Data records for software interfaces
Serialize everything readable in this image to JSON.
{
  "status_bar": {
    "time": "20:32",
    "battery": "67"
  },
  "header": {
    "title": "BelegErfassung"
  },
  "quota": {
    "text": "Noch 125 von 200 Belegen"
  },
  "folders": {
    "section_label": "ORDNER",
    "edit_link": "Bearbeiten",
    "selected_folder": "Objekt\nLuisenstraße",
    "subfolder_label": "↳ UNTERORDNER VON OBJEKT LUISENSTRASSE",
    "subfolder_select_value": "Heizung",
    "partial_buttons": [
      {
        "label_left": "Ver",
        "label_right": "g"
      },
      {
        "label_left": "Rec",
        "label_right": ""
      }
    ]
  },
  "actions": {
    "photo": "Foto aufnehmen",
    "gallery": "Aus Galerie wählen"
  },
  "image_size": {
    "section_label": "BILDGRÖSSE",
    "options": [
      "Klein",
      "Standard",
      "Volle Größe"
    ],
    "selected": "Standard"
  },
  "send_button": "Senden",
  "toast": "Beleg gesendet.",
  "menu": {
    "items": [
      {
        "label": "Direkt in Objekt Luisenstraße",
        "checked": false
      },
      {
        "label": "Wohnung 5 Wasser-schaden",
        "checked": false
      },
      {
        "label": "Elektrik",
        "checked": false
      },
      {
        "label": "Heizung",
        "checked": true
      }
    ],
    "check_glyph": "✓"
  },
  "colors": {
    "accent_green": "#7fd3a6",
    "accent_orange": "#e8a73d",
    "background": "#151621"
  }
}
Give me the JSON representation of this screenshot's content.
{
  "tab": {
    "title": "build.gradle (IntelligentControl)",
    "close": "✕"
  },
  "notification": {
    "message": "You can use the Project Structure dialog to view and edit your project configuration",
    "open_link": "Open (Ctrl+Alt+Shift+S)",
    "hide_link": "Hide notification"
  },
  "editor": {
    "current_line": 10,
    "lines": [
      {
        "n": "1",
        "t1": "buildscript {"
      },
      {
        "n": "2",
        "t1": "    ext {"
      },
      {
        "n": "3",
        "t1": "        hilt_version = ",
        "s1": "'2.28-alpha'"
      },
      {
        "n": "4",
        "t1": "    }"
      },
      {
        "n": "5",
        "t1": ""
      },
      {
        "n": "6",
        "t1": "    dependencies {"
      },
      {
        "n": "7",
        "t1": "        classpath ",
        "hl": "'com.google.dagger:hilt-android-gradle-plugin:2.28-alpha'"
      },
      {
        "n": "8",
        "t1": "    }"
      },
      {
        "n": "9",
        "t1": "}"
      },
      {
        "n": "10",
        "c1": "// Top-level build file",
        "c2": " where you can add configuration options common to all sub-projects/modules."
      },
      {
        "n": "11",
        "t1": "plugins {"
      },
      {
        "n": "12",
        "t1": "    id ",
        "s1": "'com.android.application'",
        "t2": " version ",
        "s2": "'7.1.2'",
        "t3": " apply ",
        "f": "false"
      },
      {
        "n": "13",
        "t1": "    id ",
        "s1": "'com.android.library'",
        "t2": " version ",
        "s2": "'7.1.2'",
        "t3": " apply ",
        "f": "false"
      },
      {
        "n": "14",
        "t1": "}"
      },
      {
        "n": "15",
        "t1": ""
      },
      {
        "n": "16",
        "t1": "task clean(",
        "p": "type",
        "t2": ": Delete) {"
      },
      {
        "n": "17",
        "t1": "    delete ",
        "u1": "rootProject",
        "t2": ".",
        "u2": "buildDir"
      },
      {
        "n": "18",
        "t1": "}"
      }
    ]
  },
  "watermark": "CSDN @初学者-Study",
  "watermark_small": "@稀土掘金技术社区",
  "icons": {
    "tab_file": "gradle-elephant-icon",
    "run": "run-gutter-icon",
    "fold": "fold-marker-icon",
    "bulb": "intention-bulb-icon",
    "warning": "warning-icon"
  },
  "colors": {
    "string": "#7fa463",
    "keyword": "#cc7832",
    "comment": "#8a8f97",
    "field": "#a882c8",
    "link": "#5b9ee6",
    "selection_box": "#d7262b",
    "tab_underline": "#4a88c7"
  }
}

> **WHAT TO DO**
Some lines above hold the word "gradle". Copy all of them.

> **RESPONSE AREA**
    "title": "build.gradle (IntelligentControl)",
        "hl": "'com.google.dagger:hilt-android-gradle-plugin:2.28-alpha'"
    "tab_file": "gradle-elephant-icon",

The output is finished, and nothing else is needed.